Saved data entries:
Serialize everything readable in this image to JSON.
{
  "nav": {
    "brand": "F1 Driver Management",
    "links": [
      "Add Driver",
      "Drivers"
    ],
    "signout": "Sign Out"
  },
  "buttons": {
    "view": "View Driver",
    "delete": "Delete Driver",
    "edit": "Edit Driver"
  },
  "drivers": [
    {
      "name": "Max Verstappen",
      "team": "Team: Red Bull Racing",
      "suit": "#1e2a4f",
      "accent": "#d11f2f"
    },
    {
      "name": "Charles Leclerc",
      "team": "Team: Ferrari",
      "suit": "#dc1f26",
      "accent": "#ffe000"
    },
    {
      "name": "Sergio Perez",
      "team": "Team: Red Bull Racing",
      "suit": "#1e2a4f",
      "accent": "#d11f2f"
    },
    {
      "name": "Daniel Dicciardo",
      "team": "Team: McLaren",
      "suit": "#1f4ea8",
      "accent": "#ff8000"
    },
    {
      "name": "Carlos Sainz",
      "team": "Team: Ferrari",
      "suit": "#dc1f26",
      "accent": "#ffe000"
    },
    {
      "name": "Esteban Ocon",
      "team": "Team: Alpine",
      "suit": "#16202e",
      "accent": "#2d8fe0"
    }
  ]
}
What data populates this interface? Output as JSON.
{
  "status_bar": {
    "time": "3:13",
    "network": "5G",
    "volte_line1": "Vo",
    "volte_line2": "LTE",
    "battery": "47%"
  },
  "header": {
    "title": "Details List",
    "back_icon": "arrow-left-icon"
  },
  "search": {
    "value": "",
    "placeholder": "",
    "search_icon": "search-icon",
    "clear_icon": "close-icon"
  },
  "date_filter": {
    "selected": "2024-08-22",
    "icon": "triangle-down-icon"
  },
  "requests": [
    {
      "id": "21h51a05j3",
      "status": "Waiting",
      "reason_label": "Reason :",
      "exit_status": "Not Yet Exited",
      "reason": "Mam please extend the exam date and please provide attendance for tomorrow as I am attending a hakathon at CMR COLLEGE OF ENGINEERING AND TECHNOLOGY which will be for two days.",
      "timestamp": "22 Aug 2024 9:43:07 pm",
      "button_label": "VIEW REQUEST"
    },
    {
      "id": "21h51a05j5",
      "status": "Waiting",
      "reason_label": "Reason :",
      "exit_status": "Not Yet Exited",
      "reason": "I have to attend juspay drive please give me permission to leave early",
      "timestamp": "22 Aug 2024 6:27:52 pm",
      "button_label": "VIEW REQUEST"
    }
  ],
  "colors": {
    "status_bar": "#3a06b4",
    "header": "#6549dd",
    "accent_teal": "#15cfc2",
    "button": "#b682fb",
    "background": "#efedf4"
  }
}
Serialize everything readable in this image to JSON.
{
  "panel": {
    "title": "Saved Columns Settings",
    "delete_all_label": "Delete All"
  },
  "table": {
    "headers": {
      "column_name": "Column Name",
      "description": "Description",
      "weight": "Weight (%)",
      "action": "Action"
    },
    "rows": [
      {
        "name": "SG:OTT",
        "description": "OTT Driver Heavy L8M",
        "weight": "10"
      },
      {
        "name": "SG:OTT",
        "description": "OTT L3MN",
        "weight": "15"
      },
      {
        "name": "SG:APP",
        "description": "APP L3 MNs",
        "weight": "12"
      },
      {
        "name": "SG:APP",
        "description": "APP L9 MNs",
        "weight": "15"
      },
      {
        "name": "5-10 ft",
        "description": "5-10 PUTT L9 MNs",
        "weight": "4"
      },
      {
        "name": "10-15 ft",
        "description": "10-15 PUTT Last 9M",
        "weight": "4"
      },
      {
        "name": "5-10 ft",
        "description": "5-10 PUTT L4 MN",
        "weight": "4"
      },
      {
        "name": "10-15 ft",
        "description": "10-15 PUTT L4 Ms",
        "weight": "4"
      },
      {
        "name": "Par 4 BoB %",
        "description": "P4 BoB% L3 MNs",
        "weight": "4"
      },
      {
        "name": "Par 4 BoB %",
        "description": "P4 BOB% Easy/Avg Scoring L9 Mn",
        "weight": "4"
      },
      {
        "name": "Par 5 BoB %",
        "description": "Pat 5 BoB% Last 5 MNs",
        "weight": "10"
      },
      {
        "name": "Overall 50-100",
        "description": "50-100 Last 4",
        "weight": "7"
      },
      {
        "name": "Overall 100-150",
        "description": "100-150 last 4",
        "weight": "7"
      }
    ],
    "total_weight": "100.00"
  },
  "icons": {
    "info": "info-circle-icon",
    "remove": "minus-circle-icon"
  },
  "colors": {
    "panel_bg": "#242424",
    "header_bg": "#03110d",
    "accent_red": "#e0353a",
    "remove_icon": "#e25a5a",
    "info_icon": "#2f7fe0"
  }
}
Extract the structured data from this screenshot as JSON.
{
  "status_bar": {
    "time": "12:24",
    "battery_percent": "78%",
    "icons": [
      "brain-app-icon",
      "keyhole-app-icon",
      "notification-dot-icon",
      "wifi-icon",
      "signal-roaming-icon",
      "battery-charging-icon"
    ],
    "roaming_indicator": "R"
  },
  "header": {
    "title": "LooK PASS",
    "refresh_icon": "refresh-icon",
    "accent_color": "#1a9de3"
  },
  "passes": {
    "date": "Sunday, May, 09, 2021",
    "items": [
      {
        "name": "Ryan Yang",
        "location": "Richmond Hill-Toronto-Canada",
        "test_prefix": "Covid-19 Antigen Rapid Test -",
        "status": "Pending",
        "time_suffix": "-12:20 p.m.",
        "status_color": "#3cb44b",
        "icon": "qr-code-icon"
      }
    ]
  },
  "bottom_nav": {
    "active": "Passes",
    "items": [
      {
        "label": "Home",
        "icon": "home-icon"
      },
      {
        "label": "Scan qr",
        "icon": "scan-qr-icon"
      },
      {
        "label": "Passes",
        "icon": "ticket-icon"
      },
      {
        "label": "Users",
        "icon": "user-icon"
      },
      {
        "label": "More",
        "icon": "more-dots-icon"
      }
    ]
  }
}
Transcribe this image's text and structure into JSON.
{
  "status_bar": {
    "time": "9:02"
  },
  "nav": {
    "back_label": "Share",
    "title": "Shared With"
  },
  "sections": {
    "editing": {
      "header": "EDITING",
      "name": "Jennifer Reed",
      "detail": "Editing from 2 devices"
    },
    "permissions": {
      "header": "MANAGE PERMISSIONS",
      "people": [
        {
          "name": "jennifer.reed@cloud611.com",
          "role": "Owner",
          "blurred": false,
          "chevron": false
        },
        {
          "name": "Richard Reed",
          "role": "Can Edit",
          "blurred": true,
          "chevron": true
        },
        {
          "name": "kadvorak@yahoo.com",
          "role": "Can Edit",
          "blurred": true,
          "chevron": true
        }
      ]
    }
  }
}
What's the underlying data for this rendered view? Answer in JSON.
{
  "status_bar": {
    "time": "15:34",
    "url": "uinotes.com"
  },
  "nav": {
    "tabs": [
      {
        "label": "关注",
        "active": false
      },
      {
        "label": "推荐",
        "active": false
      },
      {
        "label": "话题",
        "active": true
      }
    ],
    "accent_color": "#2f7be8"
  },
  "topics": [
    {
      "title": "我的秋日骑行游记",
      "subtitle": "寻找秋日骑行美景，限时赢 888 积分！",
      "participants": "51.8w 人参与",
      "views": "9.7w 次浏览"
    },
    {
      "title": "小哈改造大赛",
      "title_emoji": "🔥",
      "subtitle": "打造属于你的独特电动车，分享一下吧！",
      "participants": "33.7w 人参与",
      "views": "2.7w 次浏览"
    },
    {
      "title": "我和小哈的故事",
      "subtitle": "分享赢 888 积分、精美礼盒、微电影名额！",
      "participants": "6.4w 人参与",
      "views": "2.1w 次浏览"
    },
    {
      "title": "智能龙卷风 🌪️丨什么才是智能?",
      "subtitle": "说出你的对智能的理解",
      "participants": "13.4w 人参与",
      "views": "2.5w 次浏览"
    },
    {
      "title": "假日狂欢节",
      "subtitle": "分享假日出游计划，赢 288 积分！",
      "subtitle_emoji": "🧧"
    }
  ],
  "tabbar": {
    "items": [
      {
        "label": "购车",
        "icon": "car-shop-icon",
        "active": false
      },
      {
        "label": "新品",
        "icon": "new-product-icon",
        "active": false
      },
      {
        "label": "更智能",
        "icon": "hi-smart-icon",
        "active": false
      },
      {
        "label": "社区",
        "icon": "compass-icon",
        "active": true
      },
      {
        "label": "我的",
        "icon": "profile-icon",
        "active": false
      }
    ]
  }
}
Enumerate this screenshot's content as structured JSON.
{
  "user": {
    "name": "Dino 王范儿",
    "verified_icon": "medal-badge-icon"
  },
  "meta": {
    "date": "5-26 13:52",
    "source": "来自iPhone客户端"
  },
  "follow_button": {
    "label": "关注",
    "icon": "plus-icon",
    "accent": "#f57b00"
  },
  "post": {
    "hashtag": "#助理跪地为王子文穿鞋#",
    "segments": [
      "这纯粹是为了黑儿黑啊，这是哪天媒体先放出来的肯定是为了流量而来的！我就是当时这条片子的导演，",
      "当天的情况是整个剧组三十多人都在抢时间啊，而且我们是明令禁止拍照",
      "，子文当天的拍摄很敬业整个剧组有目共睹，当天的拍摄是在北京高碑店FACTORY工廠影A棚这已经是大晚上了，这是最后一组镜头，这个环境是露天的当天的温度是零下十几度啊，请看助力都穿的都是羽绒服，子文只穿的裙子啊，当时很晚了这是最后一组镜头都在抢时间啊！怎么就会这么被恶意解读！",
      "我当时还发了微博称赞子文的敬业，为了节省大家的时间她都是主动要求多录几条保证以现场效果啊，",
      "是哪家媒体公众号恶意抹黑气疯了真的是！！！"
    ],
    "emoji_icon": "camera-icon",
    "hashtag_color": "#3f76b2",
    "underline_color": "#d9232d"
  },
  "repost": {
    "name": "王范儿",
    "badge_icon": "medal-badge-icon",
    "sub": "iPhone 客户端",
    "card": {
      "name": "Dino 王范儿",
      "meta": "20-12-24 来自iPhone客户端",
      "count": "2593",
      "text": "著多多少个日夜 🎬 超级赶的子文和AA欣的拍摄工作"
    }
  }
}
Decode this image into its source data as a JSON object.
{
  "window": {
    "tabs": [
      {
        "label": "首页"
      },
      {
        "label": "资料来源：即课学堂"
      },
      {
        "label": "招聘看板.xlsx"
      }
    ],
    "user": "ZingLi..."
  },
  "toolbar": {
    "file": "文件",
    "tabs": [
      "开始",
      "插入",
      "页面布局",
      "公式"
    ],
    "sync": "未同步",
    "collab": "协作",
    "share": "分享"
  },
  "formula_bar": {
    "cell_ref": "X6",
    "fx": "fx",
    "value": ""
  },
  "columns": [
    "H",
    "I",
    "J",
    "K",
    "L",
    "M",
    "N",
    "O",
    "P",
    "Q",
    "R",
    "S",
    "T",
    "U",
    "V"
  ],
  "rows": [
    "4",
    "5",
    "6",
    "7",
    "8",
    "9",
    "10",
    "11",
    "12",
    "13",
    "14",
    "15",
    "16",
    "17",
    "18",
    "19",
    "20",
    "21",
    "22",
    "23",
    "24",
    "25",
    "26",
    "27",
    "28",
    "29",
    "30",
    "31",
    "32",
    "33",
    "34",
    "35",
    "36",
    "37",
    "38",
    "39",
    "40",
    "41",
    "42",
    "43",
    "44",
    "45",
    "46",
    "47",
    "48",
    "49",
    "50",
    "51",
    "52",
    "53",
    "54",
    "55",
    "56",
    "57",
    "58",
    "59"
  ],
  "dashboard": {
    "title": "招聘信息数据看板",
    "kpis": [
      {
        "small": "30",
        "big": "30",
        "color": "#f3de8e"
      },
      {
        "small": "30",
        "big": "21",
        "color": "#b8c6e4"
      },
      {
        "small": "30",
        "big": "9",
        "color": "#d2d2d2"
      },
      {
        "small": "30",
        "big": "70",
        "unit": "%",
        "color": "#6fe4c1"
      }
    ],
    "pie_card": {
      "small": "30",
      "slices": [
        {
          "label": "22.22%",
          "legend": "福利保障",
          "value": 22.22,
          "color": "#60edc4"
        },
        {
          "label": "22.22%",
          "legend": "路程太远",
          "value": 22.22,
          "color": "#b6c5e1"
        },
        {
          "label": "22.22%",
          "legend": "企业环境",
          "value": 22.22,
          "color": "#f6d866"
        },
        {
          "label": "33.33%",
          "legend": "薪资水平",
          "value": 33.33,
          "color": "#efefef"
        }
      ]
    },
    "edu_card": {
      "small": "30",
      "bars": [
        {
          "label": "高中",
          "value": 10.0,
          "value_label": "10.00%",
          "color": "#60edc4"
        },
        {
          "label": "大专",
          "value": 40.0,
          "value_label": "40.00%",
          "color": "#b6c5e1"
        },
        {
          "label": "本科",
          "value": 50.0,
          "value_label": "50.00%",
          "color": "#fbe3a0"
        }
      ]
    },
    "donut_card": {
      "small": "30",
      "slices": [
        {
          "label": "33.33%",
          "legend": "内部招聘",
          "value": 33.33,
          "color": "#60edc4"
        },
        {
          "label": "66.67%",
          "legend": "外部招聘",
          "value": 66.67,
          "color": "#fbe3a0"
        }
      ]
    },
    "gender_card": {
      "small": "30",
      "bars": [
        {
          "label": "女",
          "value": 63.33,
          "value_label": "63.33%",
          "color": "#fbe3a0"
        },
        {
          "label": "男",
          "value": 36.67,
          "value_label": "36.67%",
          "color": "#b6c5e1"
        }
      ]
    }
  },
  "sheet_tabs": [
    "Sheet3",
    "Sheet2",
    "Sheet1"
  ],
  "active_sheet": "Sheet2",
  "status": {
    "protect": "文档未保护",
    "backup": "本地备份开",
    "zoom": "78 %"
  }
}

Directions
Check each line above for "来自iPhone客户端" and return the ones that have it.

Output for this task
    "source": "来自iPhone客户端"
      "meta": "20-12-24 来自iPhone客户端",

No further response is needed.